Dataset rows describing interfaces:
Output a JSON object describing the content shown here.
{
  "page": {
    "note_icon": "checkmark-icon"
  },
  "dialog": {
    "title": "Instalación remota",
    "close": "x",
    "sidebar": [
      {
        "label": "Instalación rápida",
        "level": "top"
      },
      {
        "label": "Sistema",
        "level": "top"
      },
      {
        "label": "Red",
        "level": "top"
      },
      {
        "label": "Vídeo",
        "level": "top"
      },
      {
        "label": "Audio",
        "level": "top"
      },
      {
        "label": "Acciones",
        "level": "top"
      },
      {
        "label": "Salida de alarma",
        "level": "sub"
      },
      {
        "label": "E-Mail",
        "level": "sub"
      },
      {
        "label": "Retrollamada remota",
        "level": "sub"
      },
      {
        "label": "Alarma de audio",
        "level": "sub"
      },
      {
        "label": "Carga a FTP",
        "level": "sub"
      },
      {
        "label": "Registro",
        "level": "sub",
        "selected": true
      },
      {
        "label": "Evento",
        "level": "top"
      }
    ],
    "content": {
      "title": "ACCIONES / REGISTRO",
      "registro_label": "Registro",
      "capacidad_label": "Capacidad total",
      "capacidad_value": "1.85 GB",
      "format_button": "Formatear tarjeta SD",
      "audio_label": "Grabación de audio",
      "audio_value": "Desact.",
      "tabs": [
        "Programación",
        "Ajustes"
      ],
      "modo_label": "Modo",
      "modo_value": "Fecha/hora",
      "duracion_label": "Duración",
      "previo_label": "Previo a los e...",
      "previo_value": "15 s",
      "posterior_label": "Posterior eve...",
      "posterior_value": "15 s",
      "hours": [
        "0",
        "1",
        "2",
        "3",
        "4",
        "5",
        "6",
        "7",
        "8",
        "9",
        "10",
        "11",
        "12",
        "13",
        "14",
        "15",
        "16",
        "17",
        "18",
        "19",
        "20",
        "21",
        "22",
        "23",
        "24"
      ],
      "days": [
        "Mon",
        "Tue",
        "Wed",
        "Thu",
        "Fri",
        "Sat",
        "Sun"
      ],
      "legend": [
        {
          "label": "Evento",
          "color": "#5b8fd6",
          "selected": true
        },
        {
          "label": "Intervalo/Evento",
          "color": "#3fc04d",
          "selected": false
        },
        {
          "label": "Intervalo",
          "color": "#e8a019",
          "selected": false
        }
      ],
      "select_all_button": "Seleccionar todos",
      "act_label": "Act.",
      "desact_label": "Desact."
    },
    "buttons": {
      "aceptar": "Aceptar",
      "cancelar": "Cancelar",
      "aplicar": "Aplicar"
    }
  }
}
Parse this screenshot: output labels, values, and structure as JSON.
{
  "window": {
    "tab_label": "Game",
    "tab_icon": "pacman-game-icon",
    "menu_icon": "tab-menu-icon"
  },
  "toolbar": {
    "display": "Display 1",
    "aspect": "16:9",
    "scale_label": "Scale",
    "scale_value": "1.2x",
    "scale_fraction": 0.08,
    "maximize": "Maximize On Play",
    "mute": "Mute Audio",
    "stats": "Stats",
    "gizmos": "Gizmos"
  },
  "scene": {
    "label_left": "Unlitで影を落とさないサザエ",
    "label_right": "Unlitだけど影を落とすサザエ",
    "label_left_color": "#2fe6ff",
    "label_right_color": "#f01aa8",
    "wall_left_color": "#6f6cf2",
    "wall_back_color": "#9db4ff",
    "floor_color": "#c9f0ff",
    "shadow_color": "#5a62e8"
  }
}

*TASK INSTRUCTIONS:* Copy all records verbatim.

*YOUR SOLUTION:*
Output a JSON object describing the content shown here.
{
  "page": {
    "note_icon": "checkmark-icon"
  },
  "dialog": {
    "title": "Instalación remota",
    "close": "x",
    "sidebar": [
      {
        "label": "Instalación rápida",
        "level": "top"
      },
      {
        "label": "Sistema",
        "level": "top"
      },
      {
        "label": "Red",
        "level": "top"
      },
      {
        "label": "Vídeo",
        "level": "top"
      },
      {
        "label": "Audio",
        "level": "top"
      },
      {
        "label": "Acciones",
        "level": "top"
      },
      {
        "label": "Salida de alarma",
        "level": "sub"
      },
      {
        "label": "E-Mail",
        "level": "sub"
      },
      {
        "label": "Retrollamada remota",
        "level": "sub"
      },
      {
        "label": "Alarma de audio",
        "level": "sub"
      },
      {
        "label": "Carga a FTP",
        "level": "sub"
      },
      {
        "label": "Registro",
        "level": "sub",
        "selected": true
      },
      {
        "label": "Evento",
        "level": "top"
      }
    ],
    "content": {
      "title": "ACCIONES / REGISTRO",
      "registro_label": "Registro",
      "capacidad_label": "Capacidad total",
      "capacidad_value": "1.85 GB",
      "format_button": "Formatear tarjeta SD",
      "audio_label": "Grabación de audio",
      "audio_value": "Desact.",
      "tabs": [
        "Programación",
        "Ajustes"
      ],
      "modo_label": "Modo",
      "modo_value": "Fecha/hora",
      "duracion_label": "Duración",
      "previo_label": "Previo a los e...",
      "previo_value": "15 s",
      "posterior_label": "Posterior eve...",
      "posterior_value": "15 s",
      "hours": [
        "0",
        "1",
        "2",
        "3",
        "4",
        "5",
        "6",
        "7",
        "8",
        "9",
        "10",
        "11",
        "12",
        "13",
        "14",
        "15",
        "16",
        "17",
        "18",
        "19",
        "20",
        "21",
        "22",
        "23",
        "24"
      ],
      "days": [
        "Mon",
        "Tue",
        "Wed",
        "Thu",
        "Fri",
        "Sat",
        "Sun"
      ],
      "legend": [
        {
          "label": "Evento",
          "color": "#5b8fd6",
          "selected": true
        },
        {
          "label": "Intervalo/Evento",
          "color": "#3fc04d",
          "selected": false
        },
        {
          "label": "Intervalo",
          "color": "#e8a019",
          "selected": false
        }
      ],
      "select_all_button": "Seleccionar todos",
      "act_label": "Act.",
      "desact_label": "Desact."
    },
    "buttons": {
      "aceptar": "Aceptar",
      "cancelar": "Cancelar",
      "aplicar": "Aplicar"
    }
  }
}
Parse this screenshot: output labels, values, and structure as JSON.
{
  "window": {
    "tab_label": "Game",
    "tab_icon": "pacman-game-icon",
    "menu_icon": "tab-menu-icon"
  },
  "toolbar": {
    "display": "Display 1",
    "aspect": "16:9",
    "scale_label": "Scale",
    "scale_value": "1.2x",
    "scale_fraction": 0.08,
    "maximize": "Maximize On Play",
    "mute": "Mute Audio",
    "stats": "Stats",
    "gizmos": "Gizmos"
  },
  "scene": {
    "label_left": "Unlitで影を落とさないサザエ",
    "label_right": "Unlitだけど影を落とすサザエ",
    "label_left_color": "#2fe6ff",
    "label_right_color": "#f01aa8",
    "wall_left_color": "#6f6cf2",
    "wall_back_color": "#9db4ff",
    "floor_color": "#c9f0ff",
    "shadow_color": "#5a62e8"
  }
}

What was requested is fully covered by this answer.